Their goal: Force drugmakers to price their products "in alignment with the benefits to patients and sensitive to the potential budget effect on the entire health care system," wrote Dr. Peter Bach of Memorial Sloan Kettering Cancer Center and Dr. Steven Pearson of the Institute for Clinical and Economic Review. The viewpoint appears in the latest issue of JAMA.
Among the steps they say will bring drug prices under control:
- Create more expensive tiers for patient co-payments on overpriced drugs. If the drug price reflects the actual medical benefit as measured by lengthened lives or improved health status, give it a minimal co-pay. If it is higher, give the patient a "large co-insurance burden."
- Set a value price on the drug (not its market price), and then incorporate that amount into the inpatient and outpatient Medicare payments. That will allow hospitals and doctors to either negotiate a fair price or look for cheaper alternatives.

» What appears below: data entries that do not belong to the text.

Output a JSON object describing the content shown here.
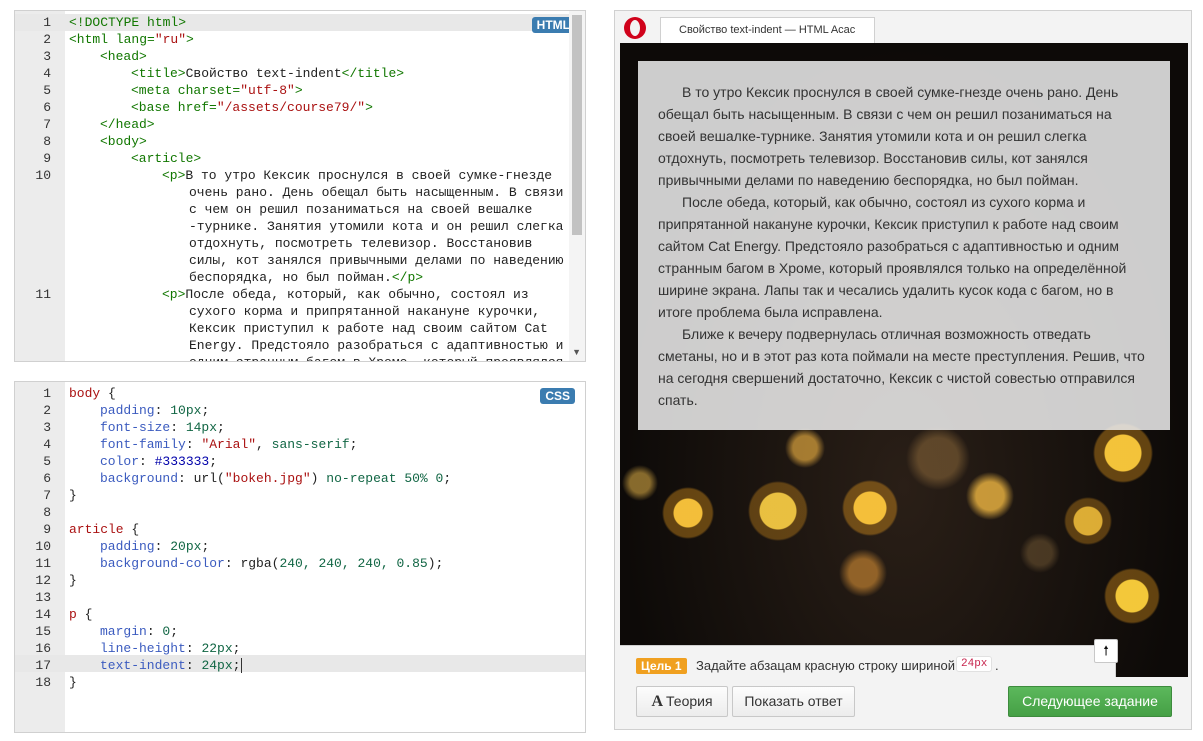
{
  "html_editor": {
    "badge": "HTML",
    "line_numbers": [
      "1",
      "2",
      "3",
      "4",
      "5",
      "6",
      "7",
      "8",
      "9",
      "10",
      "11"
    ],
    "lines": {
      "l1": "<!DOCTYPE html>",
      "l2_tag": "<html lang=",
      "l2_val": "\"ru\"",
      "l2_end": ">",
      "l3": "<head>",
      "l4_open": "<title>",
      "l4_text": "Свойство text-indent",
      "l4_close": "</title>",
      "l5_tag": "<meta charset=",
      "l5_val": "\"utf-8\"",
      "l5_end": ">",
      "l6_tag": "<base href=",
      "l6_val": "\"/assets/course79/\"",
      "l6_end": ">",
      "l7": "</head>",
      "l8": "<body>",
      "l9": "<article>",
      "l10_open": "<p>",
      "l10_text_1": "В то утро Кексик проснулся в своей сумке-гнезде",
      "l10_text_2": "очень рано. День обещал быть насыщенным. В связи",
      "l10_text_3": "с чем он решил позаниматься на своей вешалке",
      "l10_text_4": "-турнике. Занятия утомили кота и он решил слегка",
      "l10_text_5": "отдохнуть, посмотреть телевизор. Восстановив",
      "l10_text_6": "силы, кот занялся привычными делами по наведению",
      "l10_text_7": "беспорядка, но был пойман.",
      "l10_close": "</p>",
      "l11_open": "<p>",
      "l11_text_1": "После обеда, который, как обычно, состоял из",
      "l11_text_2": "сухого корма и припрятанной накануне курочки,",
      "l11_text_3": "Кексик приступил к работе над своим сайтом Cat",
      "l11_text_4": "Energy. Предстояло разобраться с адаптивностью и",
      "l11_text_5": "одним странным багом в Хроме, который проявлялся"
    }
  },
  "css_editor": {
    "badge": "CSS",
    "line_numbers": [
      "1",
      "2",
      "3",
      "4",
      "5",
      "6",
      "7",
      "8",
      "9",
      "10",
      "11",
      "12",
      "13",
      "14",
      "15",
      "16",
      "17",
      "18"
    ],
    "lines": {
      "l1_sel": "body",
      "l1_brace": " {",
      "l2_prop": "padding",
      "l2_val": "10px",
      "l3_prop": "font-size",
      "l3_val": "14px",
      "l4_prop": "font-family",
      "l4_val1": "\"Arial\"",
      "l4_val2": "sans-serif",
      "l5_prop": "color",
      "l5_val": "#333333",
      "l6_prop": "background",
      "l6_fn": "url(",
      "l6_str": "\"bokeh.jpg\"",
      "l6_fn_close": ")",
      "l6_kw": "no-repeat",
      "l6_n1": "50%",
      "l6_n2": "0",
      "l7": "}",
      "l9_sel": "article",
      "l9_brace": " {",
      "l10_prop": "padding",
      "l10_val": "20px",
      "l11_prop": "background-color",
      "l11_fn": "rgba(",
      "l11_n": "240, 240, 240, 0.85",
      "l11_close": ");",
      "l12": "}",
      "l14_sel": "p",
      "l14_brace": " {",
      "l15_prop": "margin",
      "l15_val": "0",
      "l16_prop": "line-height",
      "l16_val": "22px",
      "l17_prop": "text-indent",
      "l17_val": "24px",
      "l18": "}"
    }
  },
  "preview": {
    "tab_title": "Свойство text-indent — HTML Acac",
    "paragraphs": [
      "В то утро Кексик проснулся в своей сумке-гнезде очень рано. День обещал быть насыщенным. В связи с чем он решил позаниматься на своей вешалке-турнике. Занятия утомили кота и он решил слегка отдохнуть, посмотреть телевизор. Восстановив силы, кот занялся привычными делами по наведению беспорядка, но был пойман.",
      "После обеда, который, как обычно, состоял из сухого корма и припрятанной накануне курочки, Кексик приступил к работе над своим сайтом Cat Energy. Предстояло разобраться с адаптивностью и одним странным багом в Хроме, который проявлялся только на определённой ширине экрана. Лапы так и чесались удалить кусок кода с багом, но в итоге проблема была исправлена.",
      "Ближе к вечеру подвернулась отличная возможность отведать сметаны, но и в этот раз кота поймали на месте преступления. Решив, что на сегодня свершений достаточно, Кексик с чистой совестью отправился спать."
    ]
  },
  "task": {
    "goal_label": "Цель 1",
    "goal_text": "Задайте абзацам красную строку шириной",
    "goal_code": "24px",
    "goal_end": "."
  },
  "buttons": {
    "theory_icon": "A",
    "theory": "Теория",
    "show_answer": "Показать ответ",
    "next_task": "Следующее задание",
    "scroll_up": "🠕"
  },
  "colors": {
    "accent_blue": "#3b7cb0",
    "goal_orange": "#f0a020",
    "next_green": "#4cae4c"
  }
}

- When a company sets an exorbitant price on a new drug, allow the Food and Drug Administration to give priority review to any company that comes to market with an equal or more effective drug that is priced closer to its true medical value.
- Extend the patent exclusivity period for drugs that are priced based on actual medical value, and shorten the patent life of overpriced drugs.